\begin{document}
\tdplotsetmaincoords{70}{110}
\begin{tikzpicture}[tdplot_main_coords]
\draw[thick,->] (0,0,0) -- (1,0,0) node[anchor=north east]{$x$};
\draw[thick,->] (0,0,0) -- (0,1,0) node[anchor=north west]{$y$};
\draw[thick,->] (0,0,0) -- (0,0,1) node[anchor=south]{$z$};

\coordinate (O) at (0,0,0);
\tdplotsetcoord{P}{1}{70}{40}

\draw[-stealth,color=blue] (O) -- (P);

\begin{scope}[canvas is xy plane at z=0,transform shape]
    \node[draw, circle, radius=0.2] (cir) at (P) {};
\end{scope} 
\draw[red] (P) circle [radius=0.2];
\draw (cir.south) -- (cir.north);

\end{tikzpicture}%
\end{document}

enter image description here

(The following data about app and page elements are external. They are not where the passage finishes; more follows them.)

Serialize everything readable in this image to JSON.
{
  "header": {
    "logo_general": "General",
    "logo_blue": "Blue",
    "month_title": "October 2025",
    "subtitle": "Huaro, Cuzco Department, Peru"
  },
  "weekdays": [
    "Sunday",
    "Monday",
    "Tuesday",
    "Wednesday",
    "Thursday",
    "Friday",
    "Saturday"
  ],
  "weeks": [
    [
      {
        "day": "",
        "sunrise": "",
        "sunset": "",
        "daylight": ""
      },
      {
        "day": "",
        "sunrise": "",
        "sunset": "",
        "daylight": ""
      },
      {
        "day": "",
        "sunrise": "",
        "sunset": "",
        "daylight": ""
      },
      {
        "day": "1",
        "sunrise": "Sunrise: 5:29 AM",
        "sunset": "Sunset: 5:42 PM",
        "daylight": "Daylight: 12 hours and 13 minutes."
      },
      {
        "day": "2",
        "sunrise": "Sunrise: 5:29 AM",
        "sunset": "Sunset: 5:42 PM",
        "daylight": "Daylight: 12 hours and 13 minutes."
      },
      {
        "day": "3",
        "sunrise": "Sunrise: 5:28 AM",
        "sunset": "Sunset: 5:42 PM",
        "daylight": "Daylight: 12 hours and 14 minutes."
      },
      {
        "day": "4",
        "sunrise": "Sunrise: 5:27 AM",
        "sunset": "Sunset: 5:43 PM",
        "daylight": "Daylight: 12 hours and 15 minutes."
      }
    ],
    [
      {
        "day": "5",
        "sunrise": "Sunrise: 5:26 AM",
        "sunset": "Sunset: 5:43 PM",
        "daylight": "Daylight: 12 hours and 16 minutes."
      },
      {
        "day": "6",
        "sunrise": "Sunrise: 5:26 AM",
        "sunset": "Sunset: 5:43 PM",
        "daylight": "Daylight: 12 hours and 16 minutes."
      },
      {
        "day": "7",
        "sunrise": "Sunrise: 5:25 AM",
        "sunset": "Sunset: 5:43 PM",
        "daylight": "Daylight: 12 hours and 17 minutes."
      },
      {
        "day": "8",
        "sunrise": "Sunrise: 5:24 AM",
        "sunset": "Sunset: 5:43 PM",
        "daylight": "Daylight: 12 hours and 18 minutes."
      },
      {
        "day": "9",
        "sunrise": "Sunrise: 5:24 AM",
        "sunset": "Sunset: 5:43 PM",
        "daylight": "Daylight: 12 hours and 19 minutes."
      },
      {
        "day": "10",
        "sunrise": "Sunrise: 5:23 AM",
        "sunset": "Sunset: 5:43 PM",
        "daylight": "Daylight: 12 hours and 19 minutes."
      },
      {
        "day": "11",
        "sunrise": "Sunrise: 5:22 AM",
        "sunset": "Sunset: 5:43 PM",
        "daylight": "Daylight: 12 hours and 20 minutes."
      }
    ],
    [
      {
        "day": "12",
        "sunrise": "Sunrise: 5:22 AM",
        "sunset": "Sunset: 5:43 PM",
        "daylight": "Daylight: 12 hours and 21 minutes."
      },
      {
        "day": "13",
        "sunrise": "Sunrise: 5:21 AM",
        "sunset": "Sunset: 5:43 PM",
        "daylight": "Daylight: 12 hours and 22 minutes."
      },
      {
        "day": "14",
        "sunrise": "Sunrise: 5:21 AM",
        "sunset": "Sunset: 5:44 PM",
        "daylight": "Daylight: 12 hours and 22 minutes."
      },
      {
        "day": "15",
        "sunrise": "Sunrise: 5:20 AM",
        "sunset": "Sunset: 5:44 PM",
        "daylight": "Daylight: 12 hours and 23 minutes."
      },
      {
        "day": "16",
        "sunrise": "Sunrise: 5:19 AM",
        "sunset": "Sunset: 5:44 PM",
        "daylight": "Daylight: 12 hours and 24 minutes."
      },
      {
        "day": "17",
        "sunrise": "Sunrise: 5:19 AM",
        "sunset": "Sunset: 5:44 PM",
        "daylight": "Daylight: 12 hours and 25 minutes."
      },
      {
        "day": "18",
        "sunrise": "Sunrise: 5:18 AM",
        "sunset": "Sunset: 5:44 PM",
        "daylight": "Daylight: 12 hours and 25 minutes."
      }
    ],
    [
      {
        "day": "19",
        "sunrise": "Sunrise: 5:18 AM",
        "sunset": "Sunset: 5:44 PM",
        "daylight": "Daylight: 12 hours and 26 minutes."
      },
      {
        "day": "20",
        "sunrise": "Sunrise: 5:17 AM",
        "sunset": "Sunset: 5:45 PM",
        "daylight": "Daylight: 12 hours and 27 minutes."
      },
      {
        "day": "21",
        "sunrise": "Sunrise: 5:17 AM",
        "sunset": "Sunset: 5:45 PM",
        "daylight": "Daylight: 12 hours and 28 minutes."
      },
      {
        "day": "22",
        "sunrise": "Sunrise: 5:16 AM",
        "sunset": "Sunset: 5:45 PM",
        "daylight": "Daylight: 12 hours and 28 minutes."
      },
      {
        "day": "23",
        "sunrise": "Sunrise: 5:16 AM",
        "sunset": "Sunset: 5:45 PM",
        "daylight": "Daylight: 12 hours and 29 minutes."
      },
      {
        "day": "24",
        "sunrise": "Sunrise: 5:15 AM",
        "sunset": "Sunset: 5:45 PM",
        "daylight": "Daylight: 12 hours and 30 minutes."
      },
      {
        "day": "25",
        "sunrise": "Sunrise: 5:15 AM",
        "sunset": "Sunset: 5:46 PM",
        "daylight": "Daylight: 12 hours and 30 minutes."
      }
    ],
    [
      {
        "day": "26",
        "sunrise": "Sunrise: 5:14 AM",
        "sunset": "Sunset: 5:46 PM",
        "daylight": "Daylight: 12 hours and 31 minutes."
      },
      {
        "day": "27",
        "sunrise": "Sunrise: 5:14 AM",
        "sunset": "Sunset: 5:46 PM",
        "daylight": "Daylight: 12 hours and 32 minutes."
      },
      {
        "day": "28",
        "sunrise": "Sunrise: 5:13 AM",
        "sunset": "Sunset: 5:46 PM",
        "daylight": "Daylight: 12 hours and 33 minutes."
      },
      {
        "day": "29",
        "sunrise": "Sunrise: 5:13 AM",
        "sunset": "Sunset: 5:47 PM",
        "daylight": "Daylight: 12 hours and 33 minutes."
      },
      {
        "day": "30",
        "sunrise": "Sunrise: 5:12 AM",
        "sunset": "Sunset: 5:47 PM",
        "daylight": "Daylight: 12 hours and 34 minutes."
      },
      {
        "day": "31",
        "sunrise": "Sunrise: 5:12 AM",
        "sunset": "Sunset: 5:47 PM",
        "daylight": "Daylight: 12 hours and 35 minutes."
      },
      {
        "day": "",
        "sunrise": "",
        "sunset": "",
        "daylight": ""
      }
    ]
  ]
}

  • Thanks, I tried \begin{scope}[canvas is xy plane at z=0,transform shape]as in your answer but it doesn't work for me, instead I need canvas is yx plane at z=0,transform shape and the north and south flip. I am using Texlive 2017, is that time to update? And I am wondering why the size of the circle drawn by node and draw are different? Thanks. – bingung Feb 23 at 11:01
  • @bingung Yes, there was a small bug in the older versions of the 3d library, see tex.stackexchange.com/a/48776/121799. This bug has been fixed recently, so, yes, it is time to update. – user121799 Feb 23 at 12:28
  • @bingung I just saw I missed the second part of your question. Nodes have inner sep, so you could do \node[draw, circle, minimum width=0.4cm,inner sep=0pt] (cir) at (P) {}; to get the same radius. See here for more details. – user121799 Feb 23 at 16:07

Your Answer

By clicking “Post Your Answer”, you agree to our terms of service, privacy policy and cookie policy

Not the answer you're looking for? Browse other questions tagged or ask your own question.